* Exercise description: Locate every line below that contains the word "ffffff" and copy it.

[Entries from a dataset of interfaces]
== == ==

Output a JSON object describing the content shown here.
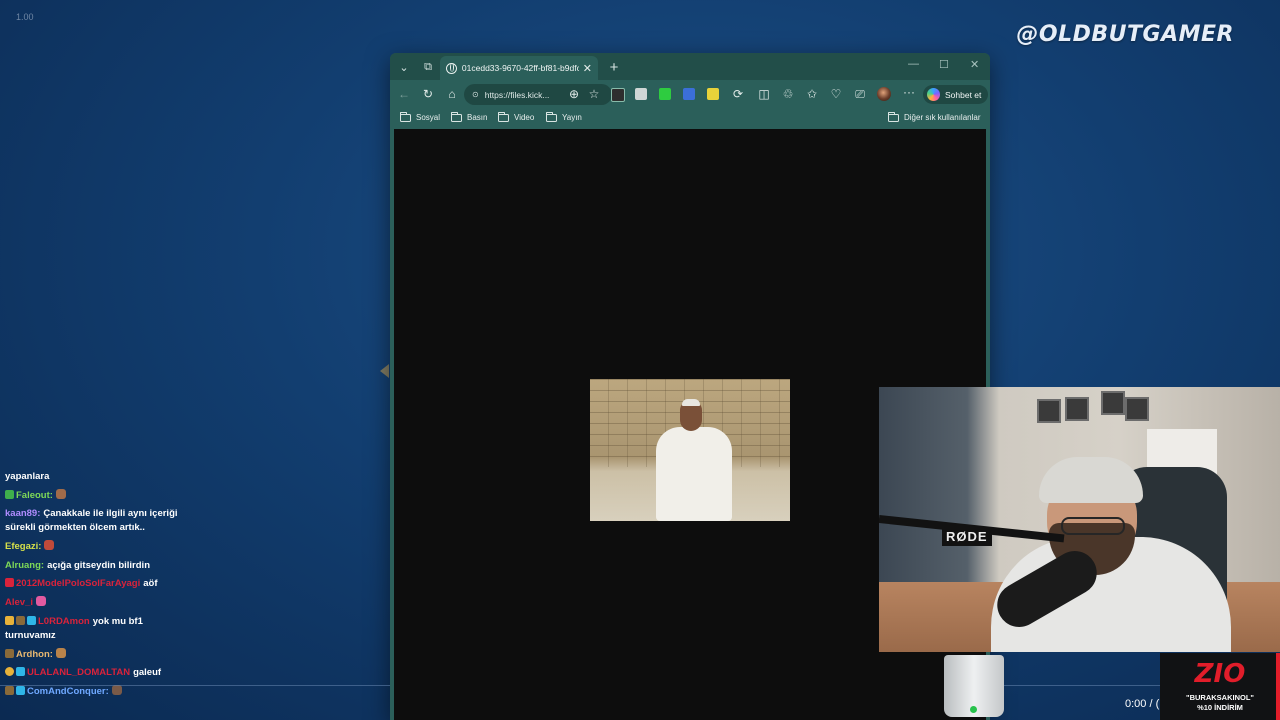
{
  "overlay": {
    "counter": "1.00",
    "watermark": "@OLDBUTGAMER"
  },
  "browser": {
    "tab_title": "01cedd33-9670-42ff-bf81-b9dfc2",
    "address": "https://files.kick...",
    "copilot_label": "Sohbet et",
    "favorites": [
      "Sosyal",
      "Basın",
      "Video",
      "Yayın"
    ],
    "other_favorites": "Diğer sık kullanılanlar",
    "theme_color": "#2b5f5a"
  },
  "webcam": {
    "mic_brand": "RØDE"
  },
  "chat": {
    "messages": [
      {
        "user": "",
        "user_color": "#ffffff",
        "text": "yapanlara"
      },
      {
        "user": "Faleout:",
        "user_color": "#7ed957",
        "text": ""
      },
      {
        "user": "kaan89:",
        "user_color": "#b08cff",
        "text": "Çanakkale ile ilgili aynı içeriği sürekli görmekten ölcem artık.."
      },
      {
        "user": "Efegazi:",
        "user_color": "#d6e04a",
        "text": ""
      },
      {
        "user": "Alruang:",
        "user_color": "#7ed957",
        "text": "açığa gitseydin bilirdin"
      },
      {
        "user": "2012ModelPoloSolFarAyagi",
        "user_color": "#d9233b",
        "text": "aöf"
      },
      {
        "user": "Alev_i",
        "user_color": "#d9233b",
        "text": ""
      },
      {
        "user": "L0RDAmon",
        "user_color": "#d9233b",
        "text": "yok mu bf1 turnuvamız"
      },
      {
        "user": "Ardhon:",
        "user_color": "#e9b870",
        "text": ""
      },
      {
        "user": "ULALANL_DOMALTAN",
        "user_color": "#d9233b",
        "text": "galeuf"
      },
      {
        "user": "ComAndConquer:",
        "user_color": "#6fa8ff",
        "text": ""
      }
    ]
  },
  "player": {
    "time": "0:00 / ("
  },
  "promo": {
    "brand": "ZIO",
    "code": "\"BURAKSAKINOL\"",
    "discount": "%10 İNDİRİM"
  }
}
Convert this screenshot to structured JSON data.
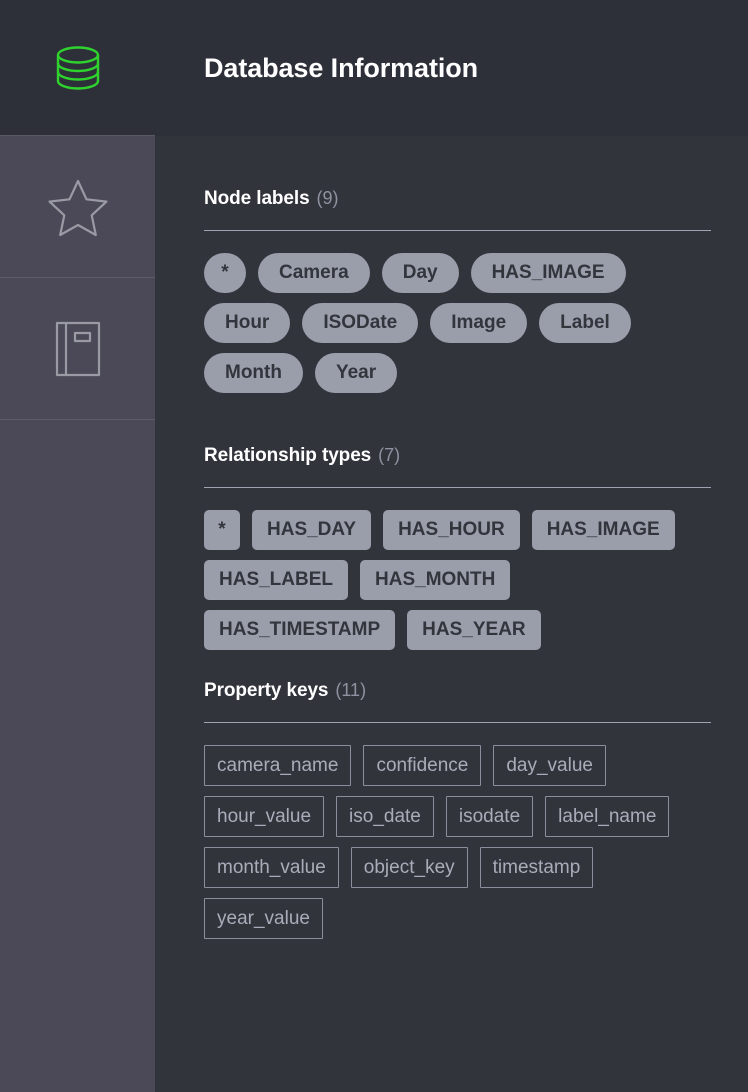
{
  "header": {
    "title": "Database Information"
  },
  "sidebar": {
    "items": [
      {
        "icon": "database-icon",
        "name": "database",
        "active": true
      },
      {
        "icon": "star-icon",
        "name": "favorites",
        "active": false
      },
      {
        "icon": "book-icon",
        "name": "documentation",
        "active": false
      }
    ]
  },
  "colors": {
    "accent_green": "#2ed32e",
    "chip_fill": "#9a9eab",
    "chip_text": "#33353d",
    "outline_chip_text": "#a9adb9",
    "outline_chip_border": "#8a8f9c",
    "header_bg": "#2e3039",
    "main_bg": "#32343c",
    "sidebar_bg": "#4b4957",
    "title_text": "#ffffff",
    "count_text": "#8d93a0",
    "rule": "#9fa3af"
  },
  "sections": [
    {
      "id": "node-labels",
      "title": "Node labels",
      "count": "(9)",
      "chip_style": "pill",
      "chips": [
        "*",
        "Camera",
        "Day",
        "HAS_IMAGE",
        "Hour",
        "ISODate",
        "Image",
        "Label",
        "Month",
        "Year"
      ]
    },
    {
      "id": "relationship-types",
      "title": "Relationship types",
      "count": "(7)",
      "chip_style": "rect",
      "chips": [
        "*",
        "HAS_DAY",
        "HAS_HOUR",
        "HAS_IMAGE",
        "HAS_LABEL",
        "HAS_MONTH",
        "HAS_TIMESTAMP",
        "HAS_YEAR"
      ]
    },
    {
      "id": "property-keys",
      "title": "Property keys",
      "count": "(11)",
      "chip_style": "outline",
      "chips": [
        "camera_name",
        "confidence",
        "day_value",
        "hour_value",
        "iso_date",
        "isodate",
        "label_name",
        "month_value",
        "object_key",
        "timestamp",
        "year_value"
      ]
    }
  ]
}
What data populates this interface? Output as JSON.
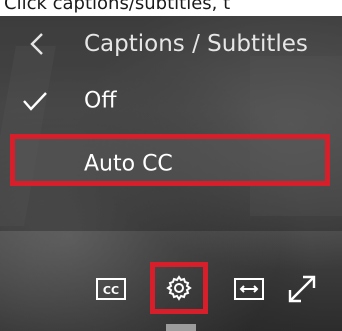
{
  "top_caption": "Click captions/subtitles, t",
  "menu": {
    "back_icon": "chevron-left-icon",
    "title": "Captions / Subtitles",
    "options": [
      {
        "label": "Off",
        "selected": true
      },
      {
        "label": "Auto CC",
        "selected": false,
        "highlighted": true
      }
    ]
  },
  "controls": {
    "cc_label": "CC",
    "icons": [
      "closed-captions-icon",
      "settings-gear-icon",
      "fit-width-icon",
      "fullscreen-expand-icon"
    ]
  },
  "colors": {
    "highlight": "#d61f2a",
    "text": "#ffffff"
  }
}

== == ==

* Reply:
        "user_color": "#ffffff",
    "title_text": "#ffffff",
    "text": "#ffffff"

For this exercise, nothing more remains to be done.